Ruiz-Camacho says he tried to follow McCracken’s advice that “a good ending for a short story needs to propel the story into the future, that the story keeps going further in your mind after you finish it. ... At least I tried for that effect.”

Of his overall style, he says: “I hope it’s strange enough to be interesting for the reader but doesn’t get in the way of the story. That’s my main concern all the time.”

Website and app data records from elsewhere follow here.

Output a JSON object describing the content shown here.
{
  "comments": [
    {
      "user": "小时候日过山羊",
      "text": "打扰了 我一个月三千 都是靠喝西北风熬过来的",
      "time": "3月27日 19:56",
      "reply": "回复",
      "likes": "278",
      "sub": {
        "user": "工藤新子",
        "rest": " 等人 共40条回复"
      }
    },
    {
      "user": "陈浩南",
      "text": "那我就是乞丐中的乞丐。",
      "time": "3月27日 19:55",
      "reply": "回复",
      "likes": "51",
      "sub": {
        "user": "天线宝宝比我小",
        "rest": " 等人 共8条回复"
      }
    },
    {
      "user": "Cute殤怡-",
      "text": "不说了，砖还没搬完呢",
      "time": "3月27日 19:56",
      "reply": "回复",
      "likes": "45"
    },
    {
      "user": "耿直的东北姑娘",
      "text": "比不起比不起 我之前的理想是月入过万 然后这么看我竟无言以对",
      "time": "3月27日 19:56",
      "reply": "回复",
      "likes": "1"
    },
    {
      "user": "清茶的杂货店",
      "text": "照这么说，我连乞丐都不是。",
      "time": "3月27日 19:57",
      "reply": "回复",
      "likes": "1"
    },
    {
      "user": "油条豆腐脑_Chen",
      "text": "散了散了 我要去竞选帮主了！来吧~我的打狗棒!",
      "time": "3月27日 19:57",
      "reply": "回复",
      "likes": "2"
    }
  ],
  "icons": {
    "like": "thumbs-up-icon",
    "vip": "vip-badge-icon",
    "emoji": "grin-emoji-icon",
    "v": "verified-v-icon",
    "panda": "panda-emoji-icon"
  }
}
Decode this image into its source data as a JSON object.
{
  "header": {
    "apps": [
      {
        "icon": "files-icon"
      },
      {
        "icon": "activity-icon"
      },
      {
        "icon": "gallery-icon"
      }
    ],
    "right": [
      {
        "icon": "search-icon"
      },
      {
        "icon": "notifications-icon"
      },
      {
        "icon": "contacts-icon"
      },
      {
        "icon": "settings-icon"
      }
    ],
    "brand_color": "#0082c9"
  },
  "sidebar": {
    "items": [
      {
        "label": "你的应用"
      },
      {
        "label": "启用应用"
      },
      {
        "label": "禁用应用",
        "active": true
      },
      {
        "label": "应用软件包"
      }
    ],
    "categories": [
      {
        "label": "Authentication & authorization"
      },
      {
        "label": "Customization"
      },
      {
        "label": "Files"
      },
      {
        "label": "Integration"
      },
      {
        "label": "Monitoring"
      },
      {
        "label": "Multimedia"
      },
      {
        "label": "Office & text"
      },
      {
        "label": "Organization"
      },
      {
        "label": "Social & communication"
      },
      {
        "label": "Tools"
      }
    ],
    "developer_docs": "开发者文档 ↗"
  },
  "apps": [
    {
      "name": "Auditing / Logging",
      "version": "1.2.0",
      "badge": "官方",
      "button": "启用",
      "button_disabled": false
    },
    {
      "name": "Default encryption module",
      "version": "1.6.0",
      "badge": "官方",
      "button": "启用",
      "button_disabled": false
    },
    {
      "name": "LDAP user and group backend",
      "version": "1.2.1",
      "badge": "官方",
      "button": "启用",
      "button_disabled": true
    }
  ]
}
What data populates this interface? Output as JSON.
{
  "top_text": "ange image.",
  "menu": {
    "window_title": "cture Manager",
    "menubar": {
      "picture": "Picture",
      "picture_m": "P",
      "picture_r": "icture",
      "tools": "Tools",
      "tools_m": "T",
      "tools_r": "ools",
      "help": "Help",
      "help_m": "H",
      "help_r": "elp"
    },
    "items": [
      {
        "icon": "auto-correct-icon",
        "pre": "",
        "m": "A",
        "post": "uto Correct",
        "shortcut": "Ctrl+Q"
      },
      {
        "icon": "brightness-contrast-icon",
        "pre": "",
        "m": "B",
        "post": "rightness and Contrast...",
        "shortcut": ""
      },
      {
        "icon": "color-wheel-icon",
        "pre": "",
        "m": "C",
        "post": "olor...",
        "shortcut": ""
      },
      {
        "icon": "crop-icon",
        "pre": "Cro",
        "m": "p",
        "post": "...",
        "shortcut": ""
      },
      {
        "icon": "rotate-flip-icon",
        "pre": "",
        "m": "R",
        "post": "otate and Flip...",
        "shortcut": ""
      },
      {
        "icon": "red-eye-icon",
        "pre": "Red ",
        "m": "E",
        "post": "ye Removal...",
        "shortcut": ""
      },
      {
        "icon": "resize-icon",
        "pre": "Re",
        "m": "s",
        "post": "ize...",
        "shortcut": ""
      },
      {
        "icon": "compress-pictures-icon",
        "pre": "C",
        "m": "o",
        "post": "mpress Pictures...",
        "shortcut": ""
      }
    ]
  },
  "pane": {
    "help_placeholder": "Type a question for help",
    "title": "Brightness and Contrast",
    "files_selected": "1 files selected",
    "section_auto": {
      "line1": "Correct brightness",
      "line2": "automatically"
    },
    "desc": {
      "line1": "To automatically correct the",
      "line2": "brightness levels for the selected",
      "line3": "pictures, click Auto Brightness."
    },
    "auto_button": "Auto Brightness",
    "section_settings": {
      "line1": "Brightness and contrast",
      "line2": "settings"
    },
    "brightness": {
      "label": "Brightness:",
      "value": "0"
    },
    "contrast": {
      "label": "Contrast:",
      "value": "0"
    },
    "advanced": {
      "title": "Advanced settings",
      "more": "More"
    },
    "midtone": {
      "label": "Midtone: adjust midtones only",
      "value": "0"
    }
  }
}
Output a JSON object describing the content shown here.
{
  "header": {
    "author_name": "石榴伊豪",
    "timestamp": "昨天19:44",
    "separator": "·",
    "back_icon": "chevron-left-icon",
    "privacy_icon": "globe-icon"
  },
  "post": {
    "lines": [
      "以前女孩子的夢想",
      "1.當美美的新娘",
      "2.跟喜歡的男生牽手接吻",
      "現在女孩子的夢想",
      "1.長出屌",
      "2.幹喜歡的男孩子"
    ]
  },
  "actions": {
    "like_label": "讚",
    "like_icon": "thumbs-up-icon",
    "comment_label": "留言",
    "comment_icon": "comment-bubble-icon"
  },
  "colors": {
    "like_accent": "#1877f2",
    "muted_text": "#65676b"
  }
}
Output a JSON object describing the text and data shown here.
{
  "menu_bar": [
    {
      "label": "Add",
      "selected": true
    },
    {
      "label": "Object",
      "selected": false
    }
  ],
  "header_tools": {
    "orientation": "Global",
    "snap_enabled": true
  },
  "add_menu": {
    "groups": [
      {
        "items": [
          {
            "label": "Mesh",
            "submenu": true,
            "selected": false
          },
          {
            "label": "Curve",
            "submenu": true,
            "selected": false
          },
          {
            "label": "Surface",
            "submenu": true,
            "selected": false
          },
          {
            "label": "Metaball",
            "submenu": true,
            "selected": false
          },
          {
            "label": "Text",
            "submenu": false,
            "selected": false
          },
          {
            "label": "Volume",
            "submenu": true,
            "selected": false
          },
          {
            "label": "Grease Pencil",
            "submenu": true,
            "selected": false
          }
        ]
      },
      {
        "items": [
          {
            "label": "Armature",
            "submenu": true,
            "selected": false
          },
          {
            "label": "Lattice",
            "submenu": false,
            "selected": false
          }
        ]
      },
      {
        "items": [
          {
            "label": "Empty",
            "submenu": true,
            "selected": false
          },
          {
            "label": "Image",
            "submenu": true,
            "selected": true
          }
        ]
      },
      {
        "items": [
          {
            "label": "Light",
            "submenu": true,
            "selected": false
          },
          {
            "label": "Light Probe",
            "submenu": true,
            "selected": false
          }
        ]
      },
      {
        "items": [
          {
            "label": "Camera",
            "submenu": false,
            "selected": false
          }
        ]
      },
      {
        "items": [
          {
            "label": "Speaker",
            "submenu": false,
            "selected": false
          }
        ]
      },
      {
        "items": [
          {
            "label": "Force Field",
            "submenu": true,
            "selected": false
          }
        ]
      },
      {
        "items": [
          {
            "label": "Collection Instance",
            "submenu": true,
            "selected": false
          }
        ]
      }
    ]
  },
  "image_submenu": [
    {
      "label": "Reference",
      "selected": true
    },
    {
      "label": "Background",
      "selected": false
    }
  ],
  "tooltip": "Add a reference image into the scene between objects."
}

The author says he’s working on a translation of “Barefoot Dogs” into Spanish, “and it’s more challenging than I thought. I felt I was writing in Spanish with English words and that translating the book would be simple. But when I started, I realized how much the nature of the stories is driven by the English language. So now the challenge is to translate that into Spanish in a way that doesn’t sound fake. ... At the same time, I have to to convey the strangeness in Spanish, because I think that is part of the book. It has to be a language that feels authentic but has creativity and weirdness to it. It’s something I did on purpose, the strange images, the weird language, so I have to integrate that into Spanish, too, and that’s another challenge. But I’m having a great time.”

Contact Charles Ealy at 512-445-3931.